DUBAI: Iran will give a “calculated and decisive” response to the killing of its top nuclear scientist, said a top adviser to Iran’s supreme leader, while a hard-line newspaper suggested Tehran’s revenge should include striking the Israeli city of Haifa.
“Undoubtedly, Iran will give a calculated and decisive answer to the criminals who took Martyr Mohsen Fakhrizadeh from the Iranian nation,” Kamal Kharrazi, who is also head of Iran’s Strategic Council on Foreign Relations, said in a statement.
Fakhrizadeh, long suspected by Western and Israeli government of masterminding a secret nuclear weapons program, was ambushed on a highway near Tehran on Friday and gunned down in his car.
Iran’s clerical and military rulers have blamed the Islamic Republic’s longtime enemy, Israel, for the killing. Iran has in the past accused Israel of killing several Iranian nuclear scientists since 2010.
Prime Minister Benjamin Netanyahu’s office has declined to comment on the killing. An Israeli Cabinet minister, Tzachi Hanegbi, said on Saturday he did not know who carried it out.
Iranian hard-line media called on Sunday for a tough revenge. The hard-line Kayhan daily, whose editor in chief is appointed by Supreme leader Ayatollah Ali Khamenei, called for an attack on the Israeli port city of Haifa, if an Israeli role in Fakhrizadeh’s killing is proven.

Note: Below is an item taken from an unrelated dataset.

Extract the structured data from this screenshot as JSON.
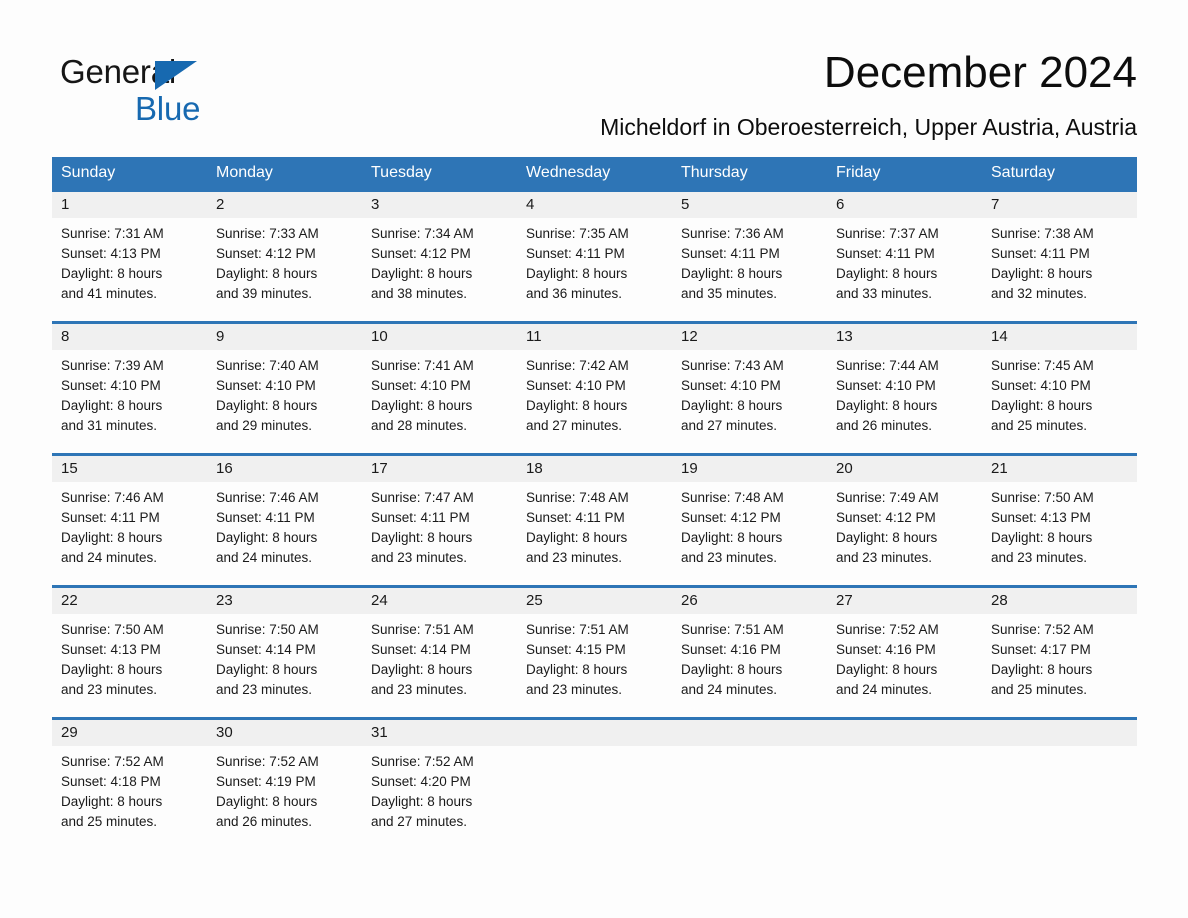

HIGHLIGHT

Iranian hard-line media called on Sunday for a tough revenge.

“The attack should be carried out in such a way that in addition to destroying the facilities, it should also cause heavy human casualties,” wrote Saadollah Zarei in an opinion piece.
However, Iran’s rulers are aware of daunting military and political difficulties of attacking Israel. Such an attack would also complicate any effort by US President-elect Joe Biden to revive detente with Tehran after he takes office on Jan. 20.
Tensions have been high between Tehran and Washington since 2018, when President Donald Trump exited Iran’s 2015 nuclear deal with six major powers and reimposed sanctions that have hit Iran’s economy hard. In retaliation, Tehran has gradually breached the deal’s curbs on its nuclear program.
Biden has said he will return the US to the deal if Iran resumes compliance. Iran has always denied pursuing nuclear weapons.